■ **Action item**
Tell how many lines of the data include the word "align". Nothing but the number belongs in the answer.

■ **Data provided**
■ ■ ■ ■ ■ ■ ■

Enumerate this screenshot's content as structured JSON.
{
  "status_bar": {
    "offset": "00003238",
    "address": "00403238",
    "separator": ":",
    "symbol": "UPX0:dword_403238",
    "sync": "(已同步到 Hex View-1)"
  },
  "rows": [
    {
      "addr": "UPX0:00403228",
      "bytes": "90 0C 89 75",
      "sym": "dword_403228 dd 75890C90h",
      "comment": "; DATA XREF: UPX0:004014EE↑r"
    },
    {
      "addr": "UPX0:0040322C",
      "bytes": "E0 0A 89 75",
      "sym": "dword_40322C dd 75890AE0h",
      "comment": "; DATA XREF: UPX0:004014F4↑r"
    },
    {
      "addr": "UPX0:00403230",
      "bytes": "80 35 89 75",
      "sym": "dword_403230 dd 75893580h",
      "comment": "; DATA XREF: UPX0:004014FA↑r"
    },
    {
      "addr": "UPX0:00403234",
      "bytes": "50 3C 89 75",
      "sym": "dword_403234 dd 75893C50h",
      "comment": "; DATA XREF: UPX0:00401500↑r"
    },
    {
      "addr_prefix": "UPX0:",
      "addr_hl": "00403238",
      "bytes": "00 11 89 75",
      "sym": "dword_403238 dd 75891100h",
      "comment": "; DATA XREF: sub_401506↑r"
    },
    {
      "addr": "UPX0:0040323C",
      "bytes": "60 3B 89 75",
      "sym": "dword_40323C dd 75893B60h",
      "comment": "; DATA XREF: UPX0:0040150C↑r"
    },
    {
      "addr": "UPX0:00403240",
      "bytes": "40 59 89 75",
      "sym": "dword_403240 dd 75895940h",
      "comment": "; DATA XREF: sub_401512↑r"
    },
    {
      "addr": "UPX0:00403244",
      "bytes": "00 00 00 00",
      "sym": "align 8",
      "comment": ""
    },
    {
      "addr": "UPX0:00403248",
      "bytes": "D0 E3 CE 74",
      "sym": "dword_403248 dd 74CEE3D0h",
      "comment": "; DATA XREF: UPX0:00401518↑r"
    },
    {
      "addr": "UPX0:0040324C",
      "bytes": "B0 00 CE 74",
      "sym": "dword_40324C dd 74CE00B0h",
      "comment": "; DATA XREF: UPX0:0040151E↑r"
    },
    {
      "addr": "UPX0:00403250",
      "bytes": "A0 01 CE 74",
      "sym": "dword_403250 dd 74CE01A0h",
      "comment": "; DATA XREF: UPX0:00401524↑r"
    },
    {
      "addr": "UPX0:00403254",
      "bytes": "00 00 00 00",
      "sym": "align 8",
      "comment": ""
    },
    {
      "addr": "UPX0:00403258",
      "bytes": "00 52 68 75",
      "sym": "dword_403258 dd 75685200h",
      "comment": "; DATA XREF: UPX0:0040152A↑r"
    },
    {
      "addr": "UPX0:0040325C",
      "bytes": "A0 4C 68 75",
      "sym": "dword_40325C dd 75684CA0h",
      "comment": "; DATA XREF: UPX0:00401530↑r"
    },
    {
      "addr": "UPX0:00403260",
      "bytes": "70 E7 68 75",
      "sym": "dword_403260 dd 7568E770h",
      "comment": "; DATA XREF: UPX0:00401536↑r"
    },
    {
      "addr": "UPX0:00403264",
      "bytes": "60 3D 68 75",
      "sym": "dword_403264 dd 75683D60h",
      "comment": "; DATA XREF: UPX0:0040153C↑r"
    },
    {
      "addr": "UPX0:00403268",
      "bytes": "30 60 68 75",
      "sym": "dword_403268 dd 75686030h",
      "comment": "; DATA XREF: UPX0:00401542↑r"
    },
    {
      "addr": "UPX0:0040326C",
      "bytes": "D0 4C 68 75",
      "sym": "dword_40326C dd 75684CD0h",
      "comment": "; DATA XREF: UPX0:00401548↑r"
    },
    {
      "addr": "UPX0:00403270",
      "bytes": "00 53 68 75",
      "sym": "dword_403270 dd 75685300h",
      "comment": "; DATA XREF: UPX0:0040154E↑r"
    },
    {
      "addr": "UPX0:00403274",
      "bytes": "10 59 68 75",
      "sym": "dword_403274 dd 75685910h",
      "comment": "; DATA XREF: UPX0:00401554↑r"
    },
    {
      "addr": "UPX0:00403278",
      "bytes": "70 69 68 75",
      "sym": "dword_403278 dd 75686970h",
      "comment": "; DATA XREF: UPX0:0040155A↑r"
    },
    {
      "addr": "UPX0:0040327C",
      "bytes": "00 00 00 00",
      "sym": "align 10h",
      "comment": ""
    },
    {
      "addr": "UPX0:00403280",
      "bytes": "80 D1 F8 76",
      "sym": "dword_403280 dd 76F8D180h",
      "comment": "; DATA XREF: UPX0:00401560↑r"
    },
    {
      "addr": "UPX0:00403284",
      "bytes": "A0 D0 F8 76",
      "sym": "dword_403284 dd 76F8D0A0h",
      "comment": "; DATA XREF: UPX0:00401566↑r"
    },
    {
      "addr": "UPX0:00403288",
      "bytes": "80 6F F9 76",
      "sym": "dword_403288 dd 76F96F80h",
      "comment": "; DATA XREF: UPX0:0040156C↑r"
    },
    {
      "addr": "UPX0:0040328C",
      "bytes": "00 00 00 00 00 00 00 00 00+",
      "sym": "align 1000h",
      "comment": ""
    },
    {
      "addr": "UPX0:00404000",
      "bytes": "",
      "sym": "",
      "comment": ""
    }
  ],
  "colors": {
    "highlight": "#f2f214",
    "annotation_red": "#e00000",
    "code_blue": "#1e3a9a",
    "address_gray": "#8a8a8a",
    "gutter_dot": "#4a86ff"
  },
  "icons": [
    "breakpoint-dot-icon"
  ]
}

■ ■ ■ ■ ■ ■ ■

■ **Output of the exercise**
4